Part 1: How Green is Greening?

Including planting in architecture and interiors has been shown to produce positive results in reducing stress levels for occupants. The extensive greening of lobbies, workplaces and other indoor areas can typically earn points for BREEAM, LEED and WELL building certifications, even when the energy required to sustain these interventions can often be significant. This is particularly true where additional artificial lighting is needed to keep plants healthy - most often when there is limited access to daylight.

The great 'atria' schemes of the 1970s and 1980s, led by Roche and Dinkeloo's Ford Foundation in New York (1967), demonstrated that although extensive indoor planting in well daylit interior spaces is possible, it is almost always technically challenging and often expensive to maintain. In contemporary developments, large areas of open, top-lit 'public' space are rare, so indoor planting schemes can usually only be sustained by artificial means. With justifiable pressure from all sides to reduce the carbon footprint of buildings, it seems counterintuitive to be using so much light energy to keep plants alive indoors. Add in the cost of heat management, ventilation, water, and nutrients and the environmental (and capital) costs become even bigger – and make even less sense.
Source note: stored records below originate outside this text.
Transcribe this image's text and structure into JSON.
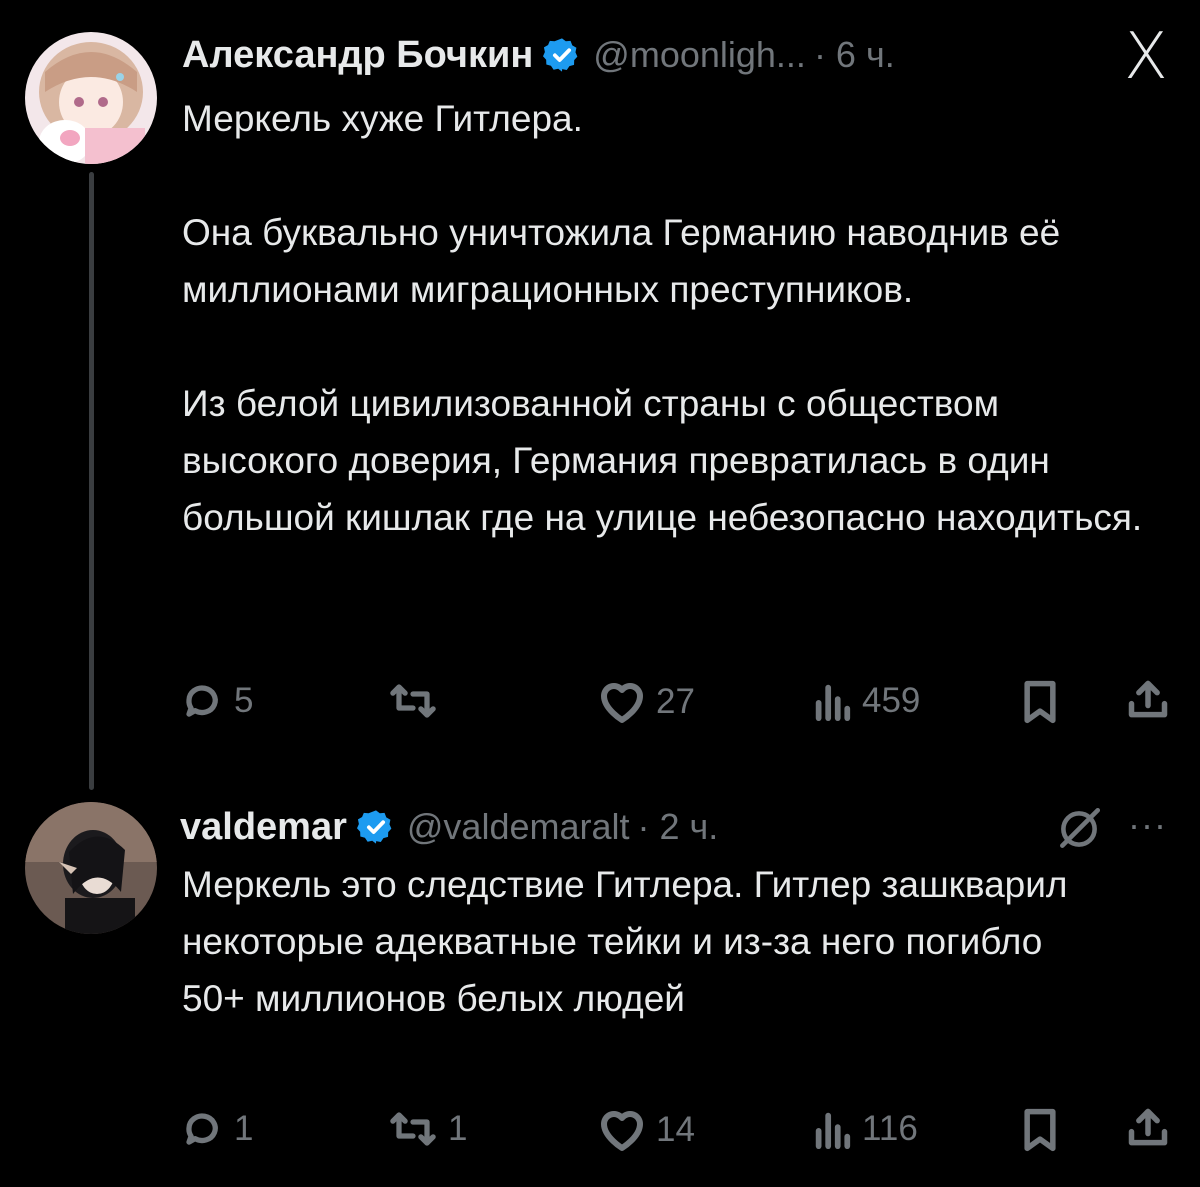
{
  "close_label": "X",
  "tweets": [
    {
      "name": "Александр Бочкин",
      "handle": "@moonligh...",
      "time": "· 6 ч.",
      "paragraphs": [
        "Меркель хуже Гитлера.",
        "Она буквально уничтожила Германию наводнив её миллионами миграционных преступников.",
        "Из белой цивилизованной страны с обществом высокого доверия, Германия превратилась в один большой кишлак где на улице небезопасно находиться."
      ],
      "replies": "5",
      "reposts": "",
      "likes": "27",
      "views": "459"
    },
    {
      "name": "valdemar",
      "handle": "@valdemaralt",
      "time": "· 2 ч.",
      "paragraphs": [
        "Меркель это следствие Гитлера. Гитлер зашкварил некоторые адекватные тейки и из-за него погибло 50+ миллионов белых людей"
      ],
      "replies": "1",
      "reposts": "1",
      "likes": "14",
      "views": "116",
      "more_label": "···"
    }
  ],
  "colors": {
    "accent": "#1d9bf0",
    "text": "#e7e9ea",
    "muted": "#71767b",
    "background": "#000000"
  }
}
Increasing planting in urban outdoors spaces - roofs, external terraces, courtyards - is hugely beneficial in terms of the environment and wellbeing. But we can't help but wonder if there is a better way to improve the 'wellness' of deep-plan indoor spaces with limited or no access to natural light.

Asking why it is that people respond so positively to planting may hold some answers. Research suggests that this could be due to biophilic fractals – the patterns commonly found in nature that are created by indefinitely repeating one single shape in different sizes. They provide richness and complexity and have been found to enhance our visual capabilities and reduce stress. Given this, could these fractals be introduced into building and interior design to improve wellbeing in more sustainable ways?

For example, including an artificial green wall in place of a real one, or by integrating specific patterns into the textures and colours of materials, fabric and artworks. Even providing opportunities for people to personalise their space, bringing colour and pattern through their own objects and décor might provide as much of a positive result as a 'living wall', but without the environmental impact.

More research is clearly required, but we know from experience that using techniques such as layering in light accents, using grazing light to reveal textures, and including shadow patterns makes for a more engaging space that people enjoy.